Exercise prompt
When a line of the entries contains "November", please list that line.

(Data records for software interfaces)

*** Block opens ***

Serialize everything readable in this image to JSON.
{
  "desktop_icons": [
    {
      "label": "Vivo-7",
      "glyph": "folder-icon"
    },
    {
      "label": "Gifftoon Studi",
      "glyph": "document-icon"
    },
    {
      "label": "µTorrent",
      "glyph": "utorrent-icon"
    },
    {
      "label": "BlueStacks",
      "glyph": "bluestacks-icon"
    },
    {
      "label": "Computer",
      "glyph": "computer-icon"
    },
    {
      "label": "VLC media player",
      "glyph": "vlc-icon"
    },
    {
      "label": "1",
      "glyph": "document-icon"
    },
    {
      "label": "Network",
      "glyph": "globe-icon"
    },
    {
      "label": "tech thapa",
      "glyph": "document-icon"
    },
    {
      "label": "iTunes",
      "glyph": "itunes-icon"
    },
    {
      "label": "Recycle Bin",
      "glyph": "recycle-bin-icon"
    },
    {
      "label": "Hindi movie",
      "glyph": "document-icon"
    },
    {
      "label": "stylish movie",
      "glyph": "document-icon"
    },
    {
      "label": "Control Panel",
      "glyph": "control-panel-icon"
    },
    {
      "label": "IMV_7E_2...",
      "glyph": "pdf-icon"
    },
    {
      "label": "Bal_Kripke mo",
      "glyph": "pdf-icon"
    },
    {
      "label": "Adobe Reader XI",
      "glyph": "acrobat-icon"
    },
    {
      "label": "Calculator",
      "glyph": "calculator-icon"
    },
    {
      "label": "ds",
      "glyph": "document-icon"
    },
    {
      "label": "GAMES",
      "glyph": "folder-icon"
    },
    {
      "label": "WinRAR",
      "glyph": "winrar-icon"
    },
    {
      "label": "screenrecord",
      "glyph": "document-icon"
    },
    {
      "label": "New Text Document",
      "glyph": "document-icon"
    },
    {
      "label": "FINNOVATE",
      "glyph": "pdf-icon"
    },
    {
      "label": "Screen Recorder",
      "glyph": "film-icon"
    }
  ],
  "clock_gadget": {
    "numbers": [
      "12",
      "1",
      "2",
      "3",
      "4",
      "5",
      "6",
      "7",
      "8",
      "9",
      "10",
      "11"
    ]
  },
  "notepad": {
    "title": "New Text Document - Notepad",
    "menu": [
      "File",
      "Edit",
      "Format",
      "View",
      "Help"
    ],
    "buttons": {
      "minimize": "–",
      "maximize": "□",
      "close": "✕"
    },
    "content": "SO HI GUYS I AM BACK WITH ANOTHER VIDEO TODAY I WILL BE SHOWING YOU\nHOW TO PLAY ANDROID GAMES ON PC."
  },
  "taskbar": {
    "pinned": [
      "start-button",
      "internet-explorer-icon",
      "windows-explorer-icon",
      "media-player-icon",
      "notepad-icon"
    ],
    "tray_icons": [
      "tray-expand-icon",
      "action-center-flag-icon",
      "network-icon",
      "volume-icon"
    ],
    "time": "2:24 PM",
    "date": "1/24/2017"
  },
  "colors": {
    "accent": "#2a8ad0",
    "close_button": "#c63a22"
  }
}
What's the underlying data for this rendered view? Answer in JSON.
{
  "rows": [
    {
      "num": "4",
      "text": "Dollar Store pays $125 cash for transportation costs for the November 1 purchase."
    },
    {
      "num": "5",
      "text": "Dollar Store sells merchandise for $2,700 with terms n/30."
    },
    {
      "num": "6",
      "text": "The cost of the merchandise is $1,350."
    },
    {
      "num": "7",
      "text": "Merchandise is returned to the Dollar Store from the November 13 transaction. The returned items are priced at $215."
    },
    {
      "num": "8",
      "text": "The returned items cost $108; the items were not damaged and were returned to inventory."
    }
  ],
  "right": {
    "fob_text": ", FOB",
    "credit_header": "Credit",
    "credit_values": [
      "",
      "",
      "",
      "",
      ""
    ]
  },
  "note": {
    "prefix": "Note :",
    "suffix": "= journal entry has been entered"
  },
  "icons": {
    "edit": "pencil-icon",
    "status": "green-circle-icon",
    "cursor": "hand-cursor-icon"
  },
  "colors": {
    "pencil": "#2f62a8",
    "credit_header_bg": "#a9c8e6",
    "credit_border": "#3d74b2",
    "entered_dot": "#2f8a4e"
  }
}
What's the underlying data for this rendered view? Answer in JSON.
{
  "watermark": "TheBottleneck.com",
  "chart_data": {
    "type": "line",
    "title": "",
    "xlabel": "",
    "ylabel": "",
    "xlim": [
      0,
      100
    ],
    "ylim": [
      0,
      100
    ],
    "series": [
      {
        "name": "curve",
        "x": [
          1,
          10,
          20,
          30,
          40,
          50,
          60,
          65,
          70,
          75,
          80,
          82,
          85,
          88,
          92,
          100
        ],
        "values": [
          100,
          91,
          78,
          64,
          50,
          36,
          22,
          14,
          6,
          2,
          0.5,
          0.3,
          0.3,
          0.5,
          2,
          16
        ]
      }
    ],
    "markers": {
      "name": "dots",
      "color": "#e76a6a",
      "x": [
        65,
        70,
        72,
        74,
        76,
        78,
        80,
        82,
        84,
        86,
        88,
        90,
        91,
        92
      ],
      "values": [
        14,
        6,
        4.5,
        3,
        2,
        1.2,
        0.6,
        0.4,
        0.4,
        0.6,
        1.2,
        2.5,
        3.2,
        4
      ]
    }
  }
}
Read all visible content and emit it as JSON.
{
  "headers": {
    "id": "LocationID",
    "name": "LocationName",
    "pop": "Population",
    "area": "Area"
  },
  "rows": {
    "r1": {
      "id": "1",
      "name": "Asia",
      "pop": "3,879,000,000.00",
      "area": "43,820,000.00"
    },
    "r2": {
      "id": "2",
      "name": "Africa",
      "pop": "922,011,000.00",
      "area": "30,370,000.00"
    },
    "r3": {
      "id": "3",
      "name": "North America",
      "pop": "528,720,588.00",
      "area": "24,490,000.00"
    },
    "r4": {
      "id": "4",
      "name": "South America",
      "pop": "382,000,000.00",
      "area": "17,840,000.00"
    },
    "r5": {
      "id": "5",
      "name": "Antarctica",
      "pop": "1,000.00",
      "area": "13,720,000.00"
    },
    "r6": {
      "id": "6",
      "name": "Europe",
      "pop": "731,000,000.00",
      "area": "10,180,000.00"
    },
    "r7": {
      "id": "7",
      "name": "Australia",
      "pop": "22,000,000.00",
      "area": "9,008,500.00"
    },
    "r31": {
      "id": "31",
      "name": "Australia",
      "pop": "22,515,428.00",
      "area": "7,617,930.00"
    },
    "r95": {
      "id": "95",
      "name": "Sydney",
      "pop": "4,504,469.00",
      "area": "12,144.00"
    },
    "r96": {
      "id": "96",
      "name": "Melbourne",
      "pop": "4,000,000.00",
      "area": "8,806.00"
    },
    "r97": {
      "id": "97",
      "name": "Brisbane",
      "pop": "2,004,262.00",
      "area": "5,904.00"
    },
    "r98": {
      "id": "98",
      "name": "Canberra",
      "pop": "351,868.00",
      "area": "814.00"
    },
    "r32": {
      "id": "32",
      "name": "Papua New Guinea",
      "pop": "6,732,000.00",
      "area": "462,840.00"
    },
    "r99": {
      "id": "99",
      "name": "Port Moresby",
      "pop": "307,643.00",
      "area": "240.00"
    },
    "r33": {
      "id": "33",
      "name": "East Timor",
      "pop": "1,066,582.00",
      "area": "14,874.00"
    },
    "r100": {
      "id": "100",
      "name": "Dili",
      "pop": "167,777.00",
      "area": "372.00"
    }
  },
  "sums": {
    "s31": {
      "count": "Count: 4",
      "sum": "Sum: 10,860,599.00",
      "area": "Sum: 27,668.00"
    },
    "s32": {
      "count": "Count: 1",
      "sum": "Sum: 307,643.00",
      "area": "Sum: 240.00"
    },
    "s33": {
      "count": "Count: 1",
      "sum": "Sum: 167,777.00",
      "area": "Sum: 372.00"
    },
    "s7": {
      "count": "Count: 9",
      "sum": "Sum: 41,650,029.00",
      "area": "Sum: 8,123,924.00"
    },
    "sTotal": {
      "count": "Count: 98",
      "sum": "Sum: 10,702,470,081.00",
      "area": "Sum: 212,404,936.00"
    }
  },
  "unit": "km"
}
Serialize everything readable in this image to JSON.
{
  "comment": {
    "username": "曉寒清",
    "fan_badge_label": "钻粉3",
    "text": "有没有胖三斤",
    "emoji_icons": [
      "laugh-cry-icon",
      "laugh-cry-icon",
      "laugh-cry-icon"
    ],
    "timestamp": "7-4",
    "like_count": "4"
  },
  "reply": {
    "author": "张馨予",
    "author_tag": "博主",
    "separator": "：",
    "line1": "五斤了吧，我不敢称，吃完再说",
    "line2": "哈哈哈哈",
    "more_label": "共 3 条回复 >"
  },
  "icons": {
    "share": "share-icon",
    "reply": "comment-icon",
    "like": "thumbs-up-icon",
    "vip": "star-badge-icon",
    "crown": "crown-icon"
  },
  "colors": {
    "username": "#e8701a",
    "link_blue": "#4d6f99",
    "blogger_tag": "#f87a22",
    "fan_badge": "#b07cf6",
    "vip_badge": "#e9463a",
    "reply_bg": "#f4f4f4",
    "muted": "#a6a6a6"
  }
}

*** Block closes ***

Solution for this problem
      "text": "Dollar Store pays $125 cash for transportation costs for the November 1 purchase."
      "text": "Merchandise is returned to the Dollar Store from the November 13 transaction. The returned items are priced at $215."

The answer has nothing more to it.